A Nigerian civil society organization estimates around 43,000 Christians have been killed by Nigerian Islamic radicals in the last 12 years, while 18,500 have permanently disappeared and 17,500 churches have been attacked.
The Anambra-based International Society for Civil Liberties and Rule of Law (Intersociety) published a new report this week, estimating that about 10 million people have been uprooted in northern Nigeria, where extremist violence is most severe, from July 2009 to July 2021.
During that time, the report states, about 2,000 Christian schools were attacked.
The atrocities include “massacres, killings, mutilations, torture, maiming, abductions, hostage-taking, rape, girl-child defilements, forced marriages, disappearances, extortions, forceful conversions and destruction or burning of homes and sacred worship and learning centers,” Intersociety reports.
Intersociety said the mass violence has resulted from the “propagation of radical Islamism.”
Intersociety is an organization headed by Christian criminologist Emeka Umeagbalasi and relies on what it deems to be credible media reports, government accounts, reports from international rights groups and eyewitness accounts to compile statistical data.
However, a lack of adequate government record-keeping means that death tolls reported by media outlets or the government are estimates that can often be skewed.
“The total number of ‘direct’ Christian deaths since 2009 or from July 2009 to July 2021; a period of twelve years, is independently put at no fewer than 43,000,” the report reads. “The figure arises from total jihadist killing of not less than 72,000 defenseless citizens.”
“The total number of moderate Muslims killed by the Jihadists since same July 2009 is independently put at 29,000,” the report continued. “Of the no fewer than 43,000 Christian deaths, 20% or over 8,600 deaths are members of the Church of Brethren in Nigeria or EYN.”
The deaths, the report explains, are a result of “systematic and coordinated attacks” carried about by Islamic extremists and their collaborators.
The report comes as international human rights advocates have long voiced concern over the increasing violence in Nigeria.
In the northeast, groups like Islamic State and Boko Haram have attacked civilian communities, killing and abducting thousands. In the farm-rich center of the country, attacks have been carried out against predominantly Christian farming communities by suspected radicalized Fulani herders, many of which are Muslim. However, advocates for the herders claim that youths from the farming communities have also attacked their communities in reprisal attacks.

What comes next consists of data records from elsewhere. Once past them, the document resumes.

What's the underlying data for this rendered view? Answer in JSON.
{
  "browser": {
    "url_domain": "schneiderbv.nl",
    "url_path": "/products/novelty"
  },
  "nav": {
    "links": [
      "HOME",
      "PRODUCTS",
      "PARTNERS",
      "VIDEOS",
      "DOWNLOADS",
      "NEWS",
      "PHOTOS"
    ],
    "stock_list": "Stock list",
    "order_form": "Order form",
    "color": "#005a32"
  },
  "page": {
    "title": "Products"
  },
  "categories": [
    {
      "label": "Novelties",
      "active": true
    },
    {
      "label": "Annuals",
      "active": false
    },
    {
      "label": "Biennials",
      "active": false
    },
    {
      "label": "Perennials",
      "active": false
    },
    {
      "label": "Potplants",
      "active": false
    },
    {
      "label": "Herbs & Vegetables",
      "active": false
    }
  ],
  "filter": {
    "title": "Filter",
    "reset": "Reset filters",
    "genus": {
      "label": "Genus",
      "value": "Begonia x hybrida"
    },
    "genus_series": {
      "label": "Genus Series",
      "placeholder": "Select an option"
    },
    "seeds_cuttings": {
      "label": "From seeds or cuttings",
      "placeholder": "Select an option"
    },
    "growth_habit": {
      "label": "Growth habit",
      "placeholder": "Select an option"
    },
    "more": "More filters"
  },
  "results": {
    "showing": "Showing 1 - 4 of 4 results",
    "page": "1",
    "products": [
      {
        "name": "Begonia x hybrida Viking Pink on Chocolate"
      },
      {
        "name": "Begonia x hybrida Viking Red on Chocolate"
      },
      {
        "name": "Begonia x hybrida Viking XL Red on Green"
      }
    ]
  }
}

In another report released in July, Intersociety reported that 3,400 Christians had been killed by extremists since January, which nearly surpasses the number of Christian deaths estimated in Nigeria for all of 2020.